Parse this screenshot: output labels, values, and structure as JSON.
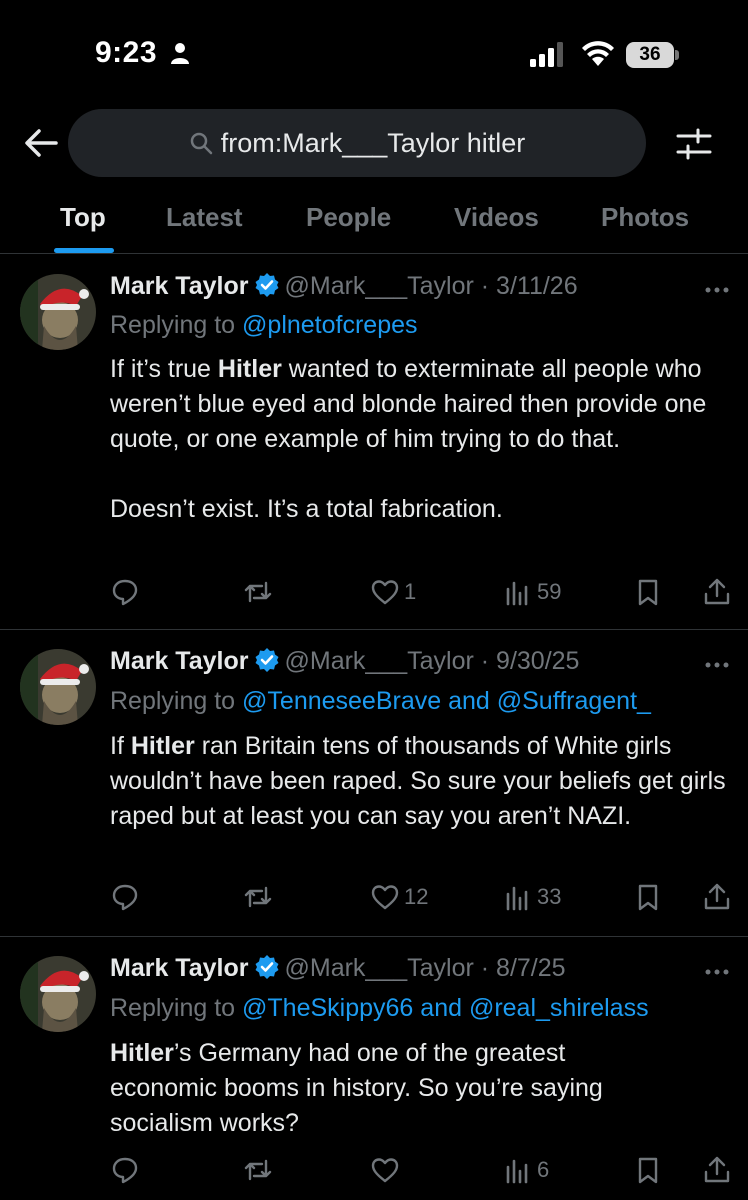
{
  "status": {
    "time": "9:23",
    "battery": "36"
  },
  "search": {
    "query": "from:Mark___Taylor hitler"
  },
  "tabs": [
    "Top",
    "Latest",
    "People",
    "Videos",
    "Photos"
  ],
  "tweets": [
    {
      "name": "Mark Taylor",
      "handle": "@Mark___Taylor",
      "dot": " · ",
      "date": "3/11/26",
      "replying_prefix": "Replying to ",
      "mention1": "@plnetofcrepes",
      "and": "",
      "mention2": "",
      "body_p1_bold": "Hitler",
      "body_p1_pre": "If it’s true ",
      "body_p1_post": " wanted to exterminate all people who weren’t blue eyed and blonde haired then provide one quote, or one example of him trying to do that.",
      "body_p2": "Doesn’t exist. It’s a total fabrication.",
      "likes": "1",
      "views": "59"
    },
    {
      "name": "Mark Taylor",
      "handle": "@Mark___Taylor",
      "dot": " · ",
      "date": "9/30/25",
      "replying_prefix": "Replying to ",
      "mention1": "@TenneseeBrave",
      "and": " and ",
      "mention2": "@Suffragent_",
      "body_p1_pre": "If ",
      "body_p1_bold": "Hitler",
      "body_p1_post": " ran Britain tens of thousands of White girls wouldn’t have been raped. So sure your beliefs get girls raped but at least you can say you aren’t NAZI.",
      "likes": "12",
      "views": "33"
    },
    {
      "name": "Mark Taylor",
      "handle": "@Mark___Taylor",
      "dot": " · ",
      "date": "8/7/25",
      "replying_prefix": "Replying to ",
      "mention1": "@TheSkippy66",
      "and": " and ",
      "mention2": "@real_shirelass",
      "body_p1_pre": "",
      "body_p1_bold": "Hitler",
      "body_p1_post": "’s Germany had one of the greatest economic booms in history. So you’re saying socialism works?",
      "likes": "",
      "views": "6"
    }
  ],
  "colors": {
    "background": "#000000",
    "accent": "#1d9bf0",
    "muted": "#71767b",
    "text": "#e7e9ea"
  }
}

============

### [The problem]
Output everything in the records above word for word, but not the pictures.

### [Written response]
Parse this screenshot: output labels, values, and structure as JSON.
{
  "status": {
    "time": "9:23",
    "battery": "36"
  },
  "search": {
    "query": "from:Mark___Taylor hitler"
  },
  "tabs": [
    "Top",
    "Latest",
    "People",
    "Videos",
    "Photos"
  ],
  "tweets": [
    {
      "name": "Mark Taylor",
      "handle": "@Mark___Taylor",
      "dot": " · ",
      "date": "3/11/26",
      "replying_prefix": "Replying to ",
      "mention1": "@plnetofcrepes",
      "and": "",
      "mention2": "",
      "body_p1_bold": "Hitler",
      "body_p1_pre": "If it’s true ",
      "body_p1_post": " wanted to exterminate all people who weren’t blue eyed and blonde haired then provide one quote, or one example of him trying to do that.",
      "body_p2": "Doesn’t exist. It’s a total fabrication.",
      "likes": "1",
      "views": "59"
    },
    {
      "name": "Mark Taylor",
      "handle": "@Mark___Taylor",
      "dot": " · ",
      "date": "9/30/25",
      "replying_prefix": "Replying to ",
      "mention1": "@TenneseeBrave",
      "and": " and ",
      "mention2": "@Suffragent_",
      "body_p1_pre": "If ",
      "body_p1_bold": "Hitler",
      "body_p1_post": " ran Britain tens of thousands of White girls wouldn’t have been raped. So sure your beliefs get girls raped but at least you can say you aren’t NAZI.",
      "likes": "12",
      "views": "33"
    },
    {
      "name": "Mark Taylor",
      "handle": "@Mark___Taylor",
      "dot": " · ",
      "date": "8/7/25",
      "replying_prefix": "Replying to ",
      "mention1": "@TheSkippy66",
      "and": " and ",
      "mention2": "@real_shirelass",
      "body_p1_pre": "",
      "body_p1_bold": "Hitler",
      "body_p1_post": "’s Germany had one of the greatest economic booms in history. So you’re saying socialism works?",
      "likes": "",
      "views": "6"
    }
  ],
  "colors": {
    "background": "#000000",
    "accent": "#1d9bf0",
    "muted": "#71767b",
    "text": "#e7e9ea"
  }
}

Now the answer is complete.